▶ **YOUR ASSIGNMENT**: Lines holding the word "Select" must be located in the listing below and copied.
══ MATERIAL TO PROCESS ══
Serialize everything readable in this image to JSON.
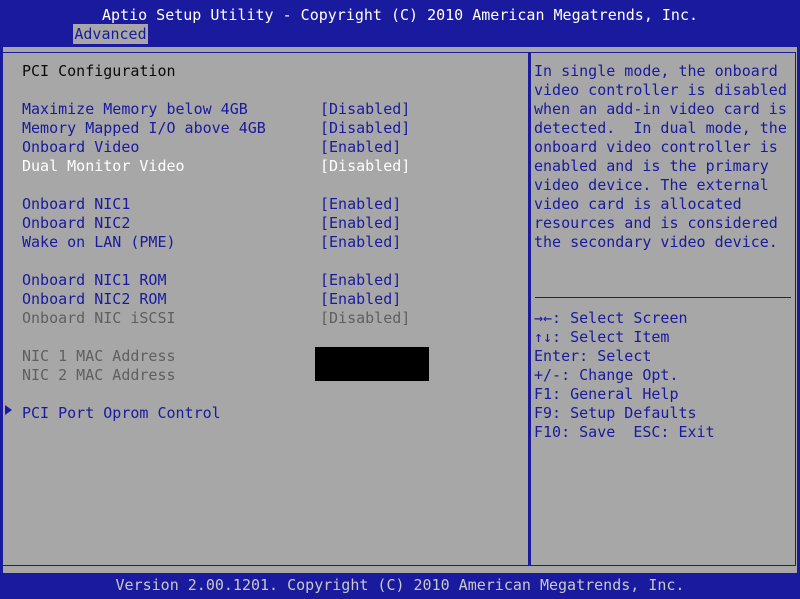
{
  "header": {
    "title": "Aptio Setup Utility - Copyright (C) 2010 American Megatrends, Inc.",
    "active_tab": "Advanced"
  },
  "page": {
    "title": "PCI Configuration"
  },
  "settings": [
    {
      "label": "Maximize Memory below 4GB",
      "value": "[Disabled]"
    },
    {
      "label": "Memory Mapped I/O above 4GB",
      "value": "[Disabled]"
    },
    {
      "label": "Onboard Video",
      "value": "[Enabled]"
    },
    {
      "label": "Dual Monitor Video",
      "value": "[Disabled]"
    },
    {
      "label": "Onboard NIC1",
      "value": "[Enabled]"
    },
    {
      "label": "Onboard NIC2",
      "value": "[Enabled]"
    },
    {
      "label": "Wake on LAN (PME)",
      "value": "[Enabled]"
    },
    {
      "label": "Onboard NIC1 ROM",
      "value": "[Enabled]"
    },
    {
      "label": "Onboard NIC2 ROM",
      "value": "[Enabled]"
    },
    {
      "label": "Onboard NIC iSCSI",
      "value": "[Disabled]"
    },
    {
      "label": "NIC 1 MAC Address"
    },
    {
      "label": "NIC 2 MAC Address"
    }
  ],
  "submenu": {
    "label": "PCI Port Oprom Control"
  },
  "help": {
    "lines": [
      "In single mode, the onboard",
      "video controller is disabled",
      "when an add-in video card is",
      "detected.  In dual mode, the",
      "onboard video controller is",
      "enabled and is the primary",
      "video device. The external",
      "video card is allocated",
      "resources and is considered",
      "the secondary video device."
    ]
  },
  "keys": [
    "→←: Select Screen",
    "↑↓: Select Item",
    "Enter: Select",
    "+/-: Change Opt.",
    "F1: General Help",
    "F9: Setup Defaults",
    "F10: Save  ESC: Exit"
  ],
  "footer": {
    "text": "Version 2.00.1201. Copyright (C) 2010 American Megatrends, Inc."
  }
}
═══
▶ **THE COMPLETED TASK**:
    "→←: Select Screen",
    "↑↓: Select Item",
    "Enter: Select",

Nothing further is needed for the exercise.